The body of a 77-year-old man was found on a beach in Pelion, in the center of the country, raising the death toll to 11 people.
“More than 2,850 people have been rescued since the start of the bad weather,” fire spokesperson Yannis Artopios said on the Mega television channel.
“There are still many people in the villages around Karditsa, Palamas and around Trikala. They are not missing, they are trapped,” he said.
Seven people remain missing according to Greek civil protection.
Several houses remain underwater in the village of Palamas and emergency services continue to work to help those trapped, noted an AFP journalist.
“It was truly hell!” », confides Eleni Patouli, 54 years old, resident of the village of Palamas.

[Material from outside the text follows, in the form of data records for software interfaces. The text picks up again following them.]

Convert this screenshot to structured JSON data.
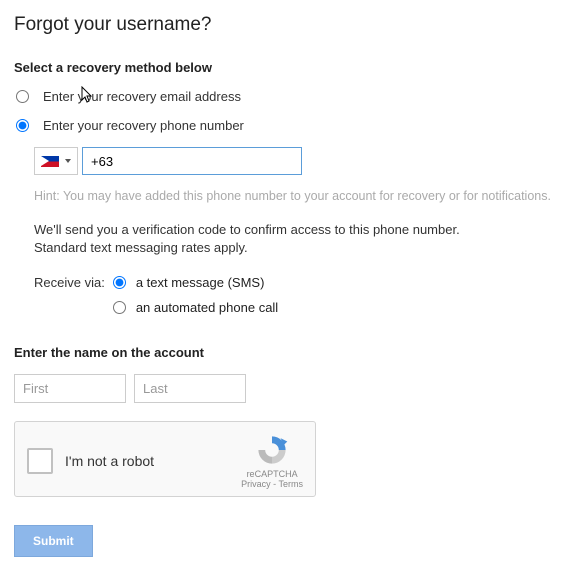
{
  "title": "Forgot your username?",
  "section_recovery": "Select a recovery method below",
  "recovery": {
    "email_label": "Enter your recovery email address",
    "phone_label": "Enter your recovery phone number"
  },
  "phone": {
    "value": "+63",
    "hint": "Hint: You may have added this phone number to your account for recovery or for notifications.",
    "explain_line1": "We'll send you a verification code to confirm access to this phone number.",
    "explain_line2": "Standard text messaging rates apply."
  },
  "receive": {
    "label": "Receive via:",
    "sms": "a text message (SMS)",
    "call": "an automated phone call"
  },
  "name": {
    "heading": "Enter the name on the account",
    "first_placeholder": "First",
    "last_placeholder": "Last"
  },
  "recaptcha": {
    "label": "I'm not a robot",
    "brand": "reCAPTCHA",
    "links": "Privacy - Terms"
  },
  "submit_label": "Submit"
}
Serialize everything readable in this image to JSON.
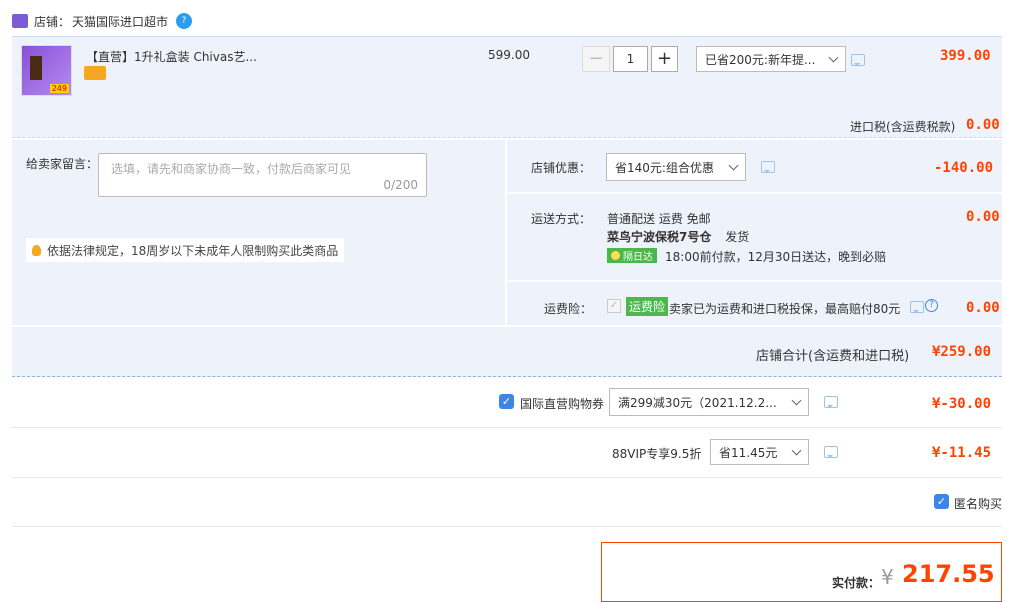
{
  "shop": {
    "label": "店铺：",
    "name": "天猫国际进口超市"
  },
  "item": {
    "title": "【直营】1升礼盒装 Chivas艺...",
    "thumb_price": "249",
    "unit_price": "599.00",
    "qty": "1",
    "promo": "已省200元:新年提...",
    "total": "399.00"
  },
  "tax": {
    "label": "进口税(含运费税款)",
    "value": "0.00"
  },
  "message": {
    "label": "给卖家留言：",
    "placeholder": "选填，请先和商家协商一致，付款后商家可见",
    "counter": "0/200"
  },
  "law_note": "依据法律规定，18周岁以下未成年人限制购买此类商品",
  "shop_discount": {
    "label": "店铺优惠：",
    "selected": "省140元:组合优惠",
    "value": "-140.00"
  },
  "shipping": {
    "label": "运送方式：",
    "line1": "普通配送 运费 免邮",
    "warehouse": "菜鸟宁波保税7号仓",
    "ship_word": "发货",
    "badge": "隔日达",
    "eta": "18:00前付款，12月30日送达，晚到必赔",
    "value": "0.00"
  },
  "insurance": {
    "label": "运费险：",
    "badge": "运费险",
    "text": "卖家已为运费和进口税投保，最高赔付80元",
    "value": "0.00"
  },
  "shop_total": {
    "label": "店铺合计(含运费和进口税)",
    "value": "¥259.00"
  },
  "coupon": {
    "label": "国际直营购物券",
    "selected": "满299减30元（2021.12.2...",
    "value": "¥-30.00"
  },
  "vip": {
    "label": "88VIP专享9.5折",
    "selected": "省11.45元",
    "value": "¥-11.45"
  },
  "anon": {
    "label": "匿名购买"
  },
  "pay": {
    "label": "实付款：",
    "currency": "¥",
    "amount": "217.55"
  },
  "colors": {
    "accent": "#f40",
    "panel": "#eef3fb",
    "check": "#3e86e6",
    "green": "#4cb84c"
  }
}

“We were stuck without help or information for hours. The message from 112 to evacuate arrived even though we were facing the flood and we had no way to escape,” she explains to AFP.
Thousands of hectares of crops have been destroyed and many livestock have perished in this primordial plain for the agricultural sector in Greece.

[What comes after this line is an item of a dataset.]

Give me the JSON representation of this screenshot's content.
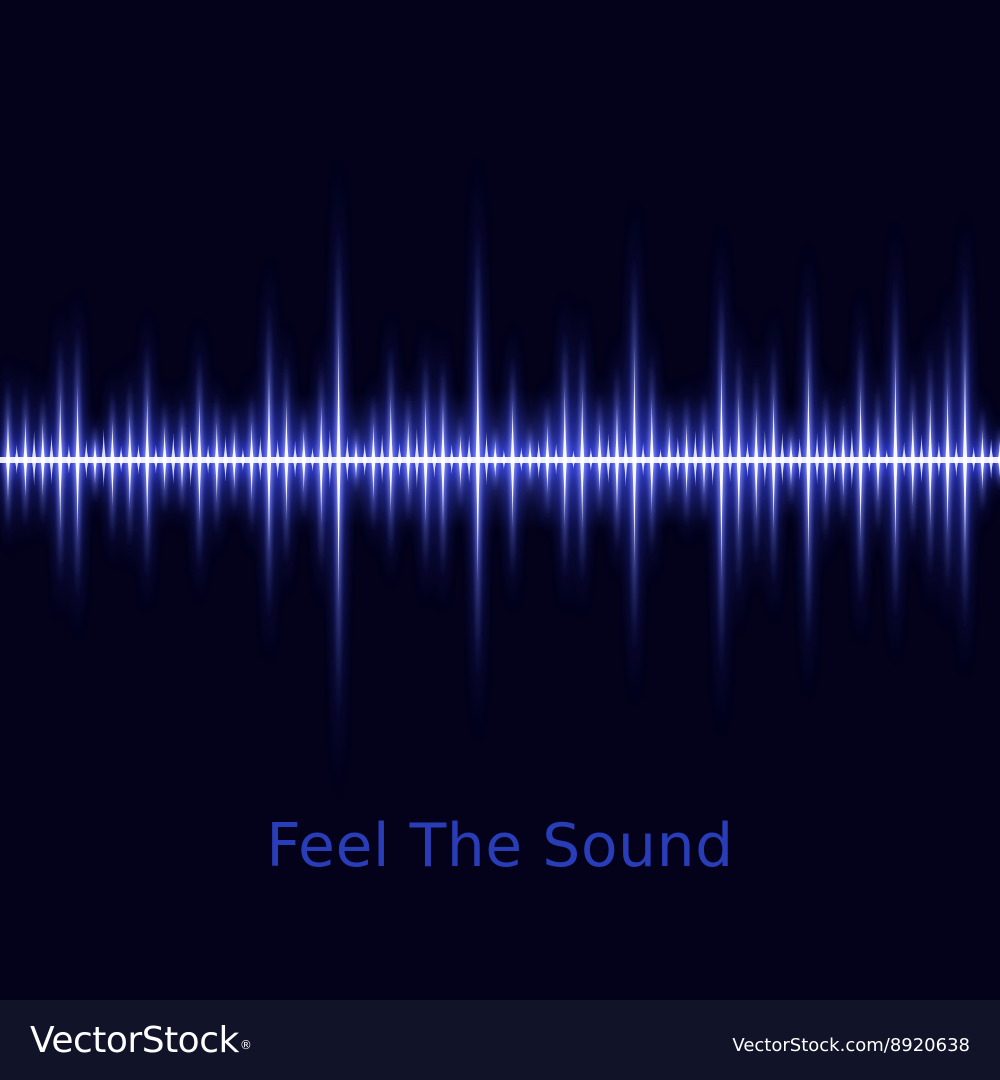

“We are destroyed. More than 1,500 pigs drowned, 70% of our farm suffered damage,” laments Thomas Kasos, a 58-year-old breeder.
Visiting the region on Friday, Prime Minister Kyriakos Mitsotakis promised rapid compensation while reiterating that it is “an unprecedented natural disaster”.

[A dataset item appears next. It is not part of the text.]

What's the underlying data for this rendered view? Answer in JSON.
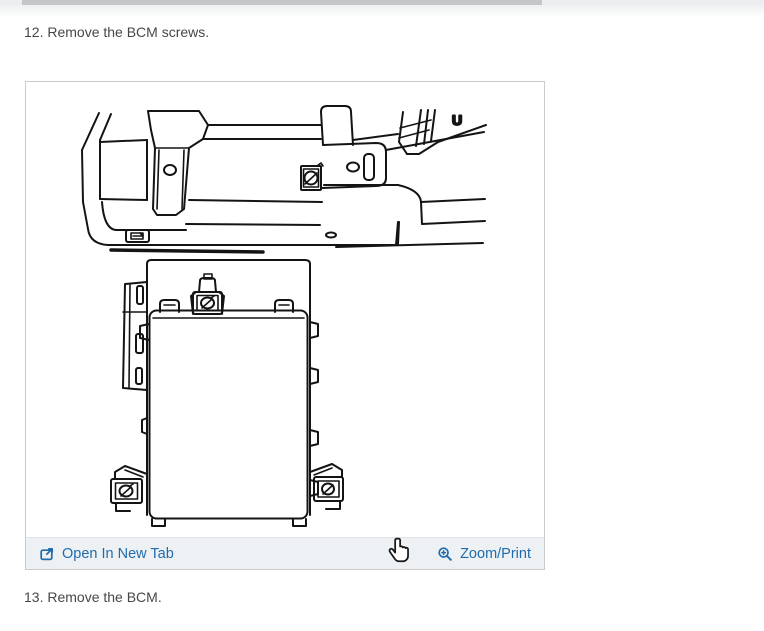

But the situation also remains worrying near Larissa, a few kilometers to the east.
“We are experiencing great difficulties with the Pinios river, near the town of Larissa, which has overflowed and reached 2.5 meters high in the suburbs of Larissa,” he added.
Friday evening, civil protection sent a message to evacuate a district of the city threatened by rising waters.
In Volos, water supply remains problematic, with pumping stations and much of the water supply network having been destroyed during the storm.
“The water is not drinkable,” recalled the Greek Ministry of Health, citing cases of gastroenteritis.
Traffic also remained difficult on Saturday, with the highway between Thessaloniki, the country’s second city, and Athens being cut in several places.
Described by experts as an “extreme phenomenon in terms of the quantity of water that fell”, the storm named Daniel hit Magnesia on Monday and Tuesday, in particular its capital, the port city of Volos and the villages of Mount Pelion, before hitting localities around Karditsa and Trikala on Wednesday.
These bad weather follow devastating forest fires this summer in Greece, which left at least 26 dead.
With global warming, the atmosphere contains more water vapor (about 7% for each additional degree), increasing the risk of heavy precipitation events which, together with other factors such as urbanization, lead to floods.
In Turkey and Bulgaria, two countries bordering Greece, the torrential rains of recent days have killed a total of 12 people.